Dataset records
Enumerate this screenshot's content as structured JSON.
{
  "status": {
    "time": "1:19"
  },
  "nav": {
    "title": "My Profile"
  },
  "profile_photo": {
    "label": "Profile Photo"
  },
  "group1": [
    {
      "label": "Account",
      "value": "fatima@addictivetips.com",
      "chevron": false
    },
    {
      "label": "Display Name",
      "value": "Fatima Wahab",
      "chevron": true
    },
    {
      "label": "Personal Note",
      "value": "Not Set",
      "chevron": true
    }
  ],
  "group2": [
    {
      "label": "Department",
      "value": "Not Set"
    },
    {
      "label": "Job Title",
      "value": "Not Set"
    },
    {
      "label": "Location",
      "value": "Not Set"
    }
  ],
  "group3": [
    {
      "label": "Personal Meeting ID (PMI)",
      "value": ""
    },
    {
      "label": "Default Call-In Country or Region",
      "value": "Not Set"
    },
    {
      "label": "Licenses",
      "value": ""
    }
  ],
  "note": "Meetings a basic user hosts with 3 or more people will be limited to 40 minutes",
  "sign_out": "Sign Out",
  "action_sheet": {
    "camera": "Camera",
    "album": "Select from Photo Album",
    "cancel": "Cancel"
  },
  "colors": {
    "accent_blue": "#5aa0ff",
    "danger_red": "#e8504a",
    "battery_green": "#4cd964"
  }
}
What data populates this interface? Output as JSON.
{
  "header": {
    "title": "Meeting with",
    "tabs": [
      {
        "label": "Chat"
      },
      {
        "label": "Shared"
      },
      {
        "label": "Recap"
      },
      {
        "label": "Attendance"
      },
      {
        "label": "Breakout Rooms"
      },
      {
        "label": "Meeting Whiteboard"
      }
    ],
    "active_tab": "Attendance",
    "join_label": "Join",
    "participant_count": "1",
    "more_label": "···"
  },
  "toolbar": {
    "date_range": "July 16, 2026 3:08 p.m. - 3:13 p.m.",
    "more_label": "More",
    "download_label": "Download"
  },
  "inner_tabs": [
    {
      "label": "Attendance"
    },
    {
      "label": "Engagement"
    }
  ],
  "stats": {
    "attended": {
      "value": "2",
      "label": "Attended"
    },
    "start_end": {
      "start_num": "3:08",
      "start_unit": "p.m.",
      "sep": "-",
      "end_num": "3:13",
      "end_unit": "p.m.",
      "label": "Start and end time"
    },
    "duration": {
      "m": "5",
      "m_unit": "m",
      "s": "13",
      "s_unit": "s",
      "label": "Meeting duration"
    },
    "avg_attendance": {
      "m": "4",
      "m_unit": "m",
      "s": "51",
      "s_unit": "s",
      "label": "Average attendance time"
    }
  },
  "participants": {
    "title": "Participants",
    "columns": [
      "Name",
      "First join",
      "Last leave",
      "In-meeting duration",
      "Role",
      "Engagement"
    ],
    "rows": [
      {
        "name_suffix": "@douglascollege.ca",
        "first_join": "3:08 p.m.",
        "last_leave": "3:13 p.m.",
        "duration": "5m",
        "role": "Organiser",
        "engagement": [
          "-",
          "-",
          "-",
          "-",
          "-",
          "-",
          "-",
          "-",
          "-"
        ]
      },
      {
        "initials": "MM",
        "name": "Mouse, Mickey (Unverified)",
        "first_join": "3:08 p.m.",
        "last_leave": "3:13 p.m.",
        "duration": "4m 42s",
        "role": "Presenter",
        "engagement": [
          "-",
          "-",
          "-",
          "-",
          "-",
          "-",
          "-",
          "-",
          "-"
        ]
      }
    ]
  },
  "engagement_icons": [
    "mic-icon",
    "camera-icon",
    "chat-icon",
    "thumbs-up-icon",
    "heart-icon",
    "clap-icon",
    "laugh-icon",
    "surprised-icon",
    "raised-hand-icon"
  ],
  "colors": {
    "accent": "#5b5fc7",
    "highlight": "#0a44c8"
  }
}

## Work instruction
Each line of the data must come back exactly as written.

## Solution below
Enumerate this screenshot's content as structured JSON.
{
  "status": {
    "time": "1:19"
  },
  "nav": {
    "title": "My Profile"
  },
  "profile_photo": {
    "label": "Profile Photo"
  },
  "group1": [
    {
      "label": "Account",
      "value": "fatima@addictivetips.com",
      "chevron": false
    },
    {
      "label": "Display Name",
      "value": "Fatima Wahab",
      "chevron": true
    },
    {
      "label": "Personal Note",
      "value": "Not Set",
      "chevron": true
    }
  ],
  "group2": [
    {
      "label": "Department",
      "value": "Not Set"
    },
    {
      "label": "Job Title",
      "value": "Not Set"
    },
    {
      "label": "Location",
      "value": "Not Set"
    }
  ],
  "group3": [
    {
      "label": "Personal Meeting ID (PMI)",
      "value": ""
    },
    {
      "label": "Default Call-In Country or Region",
      "value": "Not Set"
    },
    {
      "label": "Licenses",
      "value": ""
    }
  ],
  "note": "Meetings a basic user hosts with 3 or more people will be limited to 40 minutes",
  "sign_out": "Sign Out",
  "action_sheet": {
    "camera": "Camera",
    "album": "Select from Photo Album",
    "cancel": "Cancel"
  },
  "colors": {
    "accent_blue": "#5aa0ff",
    "danger_red": "#e8504a",
    "battery_green": "#4cd964"
  }
}
What data populates this interface? Output as JSON.
{
  "header": {
    "title": "Meeting with",
    "tabs": [
      {
        "label": "Chat"
      },
      {
        "label": "Shared"
      },
      {
        "label": "Recap"
      },
      {
        "label": "Attendance"
      },
      {
        "label": "Breakout Rooms"
      },
      {
        "label": "Meeting Whiteboard"
      }
    ],
    "active_tab": "Attendance",
    "join_label": "Join",
    "participant_count": "1",
    "more_label": "···"
  },
  "toolbar": {
    "date_range": "July 16, 2026 3:08 p.m. - 3:13 p.m.",
    "more_label": "More",
    "download_label": "Download"
  },
  "inner_tabs": [
    {
      "label": "Attendance"
    },
    {
      "label": "Engagement"
    }
  ],
  "stats": {
    "attended": {
      "value": "2",
      "label": "Attended"
    },
    "start_end": {
      "start_num": "3:08",
      "start_unit": "p.m.",
      "sep": "-",
      "end_num": "3:13",
      "end_unit": "p.m.",
      "label": "Start and end time"
    },
    "duration": {
      "m": "5",
      "m_unit": "m",
      "s": "13",
      "s_unit": "s",
      "label": "Meeting duration"
    },
    "avg_attendance": {
      "m": "4",
      "m_unit": "m",
      "s": "51",
      "s_unit": "s",
      "label": "Average attendance time"
    }
  },
  "participants": {
    "title": "Participants",
    "columns": [
      "Name",
      "First join",
      "Last leave",
      "In-meeting duration",
      "Role",
      "Engagement"
    ],
    "rows": [
      {
        "name_suffix": "@douglascollege.ca",
        "first_join": "3:08 p.m.",
        "last_leave": "3:13 p.m.",
        "duration": "5m",
        "role": "Organiser",
        "engagement": [
          "-",
          "-",
          "-",
          "-",
          "-",
          "-",
          "-",
          "-",
          "-"
        ]
      },
      {
        "initials": "MM",
        "name": "Mouse, Mickey (Unverified)",
        "first_join": "3:08 p.m.",
        "last_leave": "3:13 p.m.",
        "duration": "4m 42s",
        "role": "Presenter",
        "engagement": [
          "-",
          "-",
          "-",
          "-",
          "-",
          "-",
          "-",
          "-",
          "-"
        ]
      }
    ]
  },
  "engagement_icons": [
    "mic-icon",
    "camera-icon",
    "chat-icon",
    "thumbs-up-icon",
    "heart-icon",
    "clap-icon",
    "laugh-icon",
    "surprised-icon",
    "raised-hand-icon"
  ],
  "colors": {
    "accent": "#5b5fc7",
    "highlight": "#0a44c8"
  }
}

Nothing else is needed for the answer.